Action item :: Pick out each line in these entries that contains the string "name".

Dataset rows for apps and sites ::
————————
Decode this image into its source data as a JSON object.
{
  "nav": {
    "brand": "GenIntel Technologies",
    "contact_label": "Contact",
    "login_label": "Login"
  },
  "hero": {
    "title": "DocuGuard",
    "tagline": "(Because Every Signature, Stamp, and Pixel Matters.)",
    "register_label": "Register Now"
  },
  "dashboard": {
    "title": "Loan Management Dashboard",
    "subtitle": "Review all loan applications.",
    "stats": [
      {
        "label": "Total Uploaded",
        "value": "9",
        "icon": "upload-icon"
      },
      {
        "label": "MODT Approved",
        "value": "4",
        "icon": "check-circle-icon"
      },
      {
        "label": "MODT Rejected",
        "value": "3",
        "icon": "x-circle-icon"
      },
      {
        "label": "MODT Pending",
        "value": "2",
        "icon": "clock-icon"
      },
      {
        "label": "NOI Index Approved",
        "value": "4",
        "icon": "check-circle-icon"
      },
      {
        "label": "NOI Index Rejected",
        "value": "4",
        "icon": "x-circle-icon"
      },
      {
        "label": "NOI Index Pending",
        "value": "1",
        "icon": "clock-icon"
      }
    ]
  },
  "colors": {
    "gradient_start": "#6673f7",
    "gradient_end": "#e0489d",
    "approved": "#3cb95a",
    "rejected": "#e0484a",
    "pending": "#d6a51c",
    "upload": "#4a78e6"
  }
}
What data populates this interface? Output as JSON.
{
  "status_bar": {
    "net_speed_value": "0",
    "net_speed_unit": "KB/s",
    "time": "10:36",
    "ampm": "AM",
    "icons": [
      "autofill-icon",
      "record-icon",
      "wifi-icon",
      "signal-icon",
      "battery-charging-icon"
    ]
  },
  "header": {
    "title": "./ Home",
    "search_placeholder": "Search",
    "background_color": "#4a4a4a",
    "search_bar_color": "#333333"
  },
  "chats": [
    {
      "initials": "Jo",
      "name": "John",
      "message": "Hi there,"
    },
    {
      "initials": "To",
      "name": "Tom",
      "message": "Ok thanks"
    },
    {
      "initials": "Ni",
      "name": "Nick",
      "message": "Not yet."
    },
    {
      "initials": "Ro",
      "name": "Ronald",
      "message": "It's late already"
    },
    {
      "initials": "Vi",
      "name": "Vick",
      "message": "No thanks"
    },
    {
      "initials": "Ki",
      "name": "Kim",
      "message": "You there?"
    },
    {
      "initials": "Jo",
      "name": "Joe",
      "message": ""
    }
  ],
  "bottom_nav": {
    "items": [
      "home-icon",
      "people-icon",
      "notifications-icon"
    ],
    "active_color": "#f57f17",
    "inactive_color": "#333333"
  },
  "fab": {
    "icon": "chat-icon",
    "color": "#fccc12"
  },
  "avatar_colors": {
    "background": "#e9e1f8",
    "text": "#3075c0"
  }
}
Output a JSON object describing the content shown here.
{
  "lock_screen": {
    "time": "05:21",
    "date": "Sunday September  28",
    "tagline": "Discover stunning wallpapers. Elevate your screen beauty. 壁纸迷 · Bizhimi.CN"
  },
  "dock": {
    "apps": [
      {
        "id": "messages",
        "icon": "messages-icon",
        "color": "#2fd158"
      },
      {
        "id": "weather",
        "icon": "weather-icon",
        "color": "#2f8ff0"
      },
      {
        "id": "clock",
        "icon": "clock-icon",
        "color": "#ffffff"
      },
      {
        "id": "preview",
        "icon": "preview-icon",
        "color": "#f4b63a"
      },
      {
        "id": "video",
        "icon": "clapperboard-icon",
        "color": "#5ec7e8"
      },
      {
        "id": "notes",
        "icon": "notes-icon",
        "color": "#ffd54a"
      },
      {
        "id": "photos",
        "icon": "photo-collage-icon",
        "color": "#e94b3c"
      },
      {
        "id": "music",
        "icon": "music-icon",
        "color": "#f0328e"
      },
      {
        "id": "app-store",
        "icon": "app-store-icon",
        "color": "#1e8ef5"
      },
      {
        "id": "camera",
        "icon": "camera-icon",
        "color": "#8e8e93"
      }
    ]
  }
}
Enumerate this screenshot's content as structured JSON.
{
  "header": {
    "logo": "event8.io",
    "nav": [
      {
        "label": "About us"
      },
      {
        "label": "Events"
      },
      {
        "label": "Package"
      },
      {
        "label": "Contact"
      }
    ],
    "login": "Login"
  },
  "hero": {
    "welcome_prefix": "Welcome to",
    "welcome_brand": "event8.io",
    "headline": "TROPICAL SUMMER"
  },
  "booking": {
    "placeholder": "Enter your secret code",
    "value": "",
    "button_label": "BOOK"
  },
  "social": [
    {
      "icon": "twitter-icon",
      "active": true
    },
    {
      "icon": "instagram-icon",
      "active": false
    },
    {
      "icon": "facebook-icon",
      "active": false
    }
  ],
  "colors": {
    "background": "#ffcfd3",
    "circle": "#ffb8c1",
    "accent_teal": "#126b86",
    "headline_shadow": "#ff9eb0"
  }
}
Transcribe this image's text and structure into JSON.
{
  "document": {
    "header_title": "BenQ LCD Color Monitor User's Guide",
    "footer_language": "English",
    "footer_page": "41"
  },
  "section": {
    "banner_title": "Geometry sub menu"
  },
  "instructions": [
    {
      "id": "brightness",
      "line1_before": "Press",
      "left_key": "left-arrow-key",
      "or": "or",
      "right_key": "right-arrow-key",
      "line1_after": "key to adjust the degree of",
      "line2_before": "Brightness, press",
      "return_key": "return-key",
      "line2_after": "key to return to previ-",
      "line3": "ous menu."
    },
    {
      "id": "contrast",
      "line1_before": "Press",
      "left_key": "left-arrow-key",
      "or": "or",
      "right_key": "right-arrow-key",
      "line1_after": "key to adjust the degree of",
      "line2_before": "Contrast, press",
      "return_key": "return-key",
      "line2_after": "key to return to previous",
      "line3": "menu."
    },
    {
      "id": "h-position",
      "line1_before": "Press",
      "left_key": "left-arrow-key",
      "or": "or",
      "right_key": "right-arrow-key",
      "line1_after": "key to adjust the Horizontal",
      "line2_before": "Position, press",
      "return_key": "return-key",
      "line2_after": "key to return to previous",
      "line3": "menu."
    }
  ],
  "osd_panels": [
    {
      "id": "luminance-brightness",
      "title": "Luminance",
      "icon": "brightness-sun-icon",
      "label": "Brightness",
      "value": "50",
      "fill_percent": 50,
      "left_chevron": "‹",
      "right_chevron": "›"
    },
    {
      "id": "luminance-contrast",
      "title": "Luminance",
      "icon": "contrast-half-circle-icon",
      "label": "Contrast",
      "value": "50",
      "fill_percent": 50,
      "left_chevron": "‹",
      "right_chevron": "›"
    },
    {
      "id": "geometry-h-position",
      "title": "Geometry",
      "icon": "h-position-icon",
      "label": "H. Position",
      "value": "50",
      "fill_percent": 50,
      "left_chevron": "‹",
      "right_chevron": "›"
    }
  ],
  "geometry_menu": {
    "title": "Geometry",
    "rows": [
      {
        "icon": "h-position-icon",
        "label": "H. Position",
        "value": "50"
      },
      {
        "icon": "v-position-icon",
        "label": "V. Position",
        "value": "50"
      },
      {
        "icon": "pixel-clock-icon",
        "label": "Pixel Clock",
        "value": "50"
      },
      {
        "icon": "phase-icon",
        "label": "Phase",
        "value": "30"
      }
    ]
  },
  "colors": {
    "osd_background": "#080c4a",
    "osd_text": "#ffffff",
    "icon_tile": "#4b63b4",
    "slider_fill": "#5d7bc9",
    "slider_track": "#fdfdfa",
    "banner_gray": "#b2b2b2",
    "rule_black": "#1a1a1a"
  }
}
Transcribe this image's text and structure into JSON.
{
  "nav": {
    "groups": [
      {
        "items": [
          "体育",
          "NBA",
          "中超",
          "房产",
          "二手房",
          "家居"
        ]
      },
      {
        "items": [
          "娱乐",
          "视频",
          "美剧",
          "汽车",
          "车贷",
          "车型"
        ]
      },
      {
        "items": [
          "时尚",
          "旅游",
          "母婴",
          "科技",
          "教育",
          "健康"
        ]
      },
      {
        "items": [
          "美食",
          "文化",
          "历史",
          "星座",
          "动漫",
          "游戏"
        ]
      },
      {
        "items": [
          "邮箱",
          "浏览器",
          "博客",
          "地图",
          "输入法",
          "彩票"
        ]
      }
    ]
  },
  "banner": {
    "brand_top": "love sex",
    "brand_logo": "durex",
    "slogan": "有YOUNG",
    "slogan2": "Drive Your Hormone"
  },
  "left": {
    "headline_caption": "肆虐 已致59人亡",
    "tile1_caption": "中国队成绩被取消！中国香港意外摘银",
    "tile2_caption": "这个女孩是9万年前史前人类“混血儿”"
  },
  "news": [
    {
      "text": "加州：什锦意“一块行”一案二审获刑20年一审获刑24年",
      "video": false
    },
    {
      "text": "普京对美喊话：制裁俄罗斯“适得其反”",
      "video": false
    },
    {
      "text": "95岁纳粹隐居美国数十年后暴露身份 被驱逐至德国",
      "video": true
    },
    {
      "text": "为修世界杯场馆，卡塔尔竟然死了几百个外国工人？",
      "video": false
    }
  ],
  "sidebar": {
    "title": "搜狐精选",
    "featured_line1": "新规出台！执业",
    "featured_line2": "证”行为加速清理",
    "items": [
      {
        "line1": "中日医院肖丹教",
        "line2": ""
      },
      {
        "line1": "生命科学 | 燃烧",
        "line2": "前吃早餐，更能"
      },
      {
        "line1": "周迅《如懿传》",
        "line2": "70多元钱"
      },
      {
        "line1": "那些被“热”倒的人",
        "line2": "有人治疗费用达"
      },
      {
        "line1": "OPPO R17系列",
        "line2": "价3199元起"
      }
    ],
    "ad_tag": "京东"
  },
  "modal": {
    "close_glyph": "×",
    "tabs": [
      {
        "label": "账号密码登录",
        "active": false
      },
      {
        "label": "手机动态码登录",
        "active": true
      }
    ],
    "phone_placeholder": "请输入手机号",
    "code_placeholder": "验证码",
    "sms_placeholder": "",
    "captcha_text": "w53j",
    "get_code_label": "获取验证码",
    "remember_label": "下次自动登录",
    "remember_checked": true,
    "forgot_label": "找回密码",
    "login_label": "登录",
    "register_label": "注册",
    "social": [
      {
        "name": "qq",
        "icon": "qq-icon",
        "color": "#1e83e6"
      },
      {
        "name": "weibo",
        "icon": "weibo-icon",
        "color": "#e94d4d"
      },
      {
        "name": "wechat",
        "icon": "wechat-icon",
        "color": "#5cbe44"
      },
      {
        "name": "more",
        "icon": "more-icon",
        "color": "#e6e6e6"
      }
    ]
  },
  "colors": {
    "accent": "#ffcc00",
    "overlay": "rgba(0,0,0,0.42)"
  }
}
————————
Task response ::
      "name": "John",
      "name": "Tom",
      "name": "Nick",
      "name": "Ronald",
      "name": "Vick",
      "name": "Kim",
      "name": "Joe",
        "name": "qq",
        "name": "weibo",
        "name": "wechat",
        "name": "more",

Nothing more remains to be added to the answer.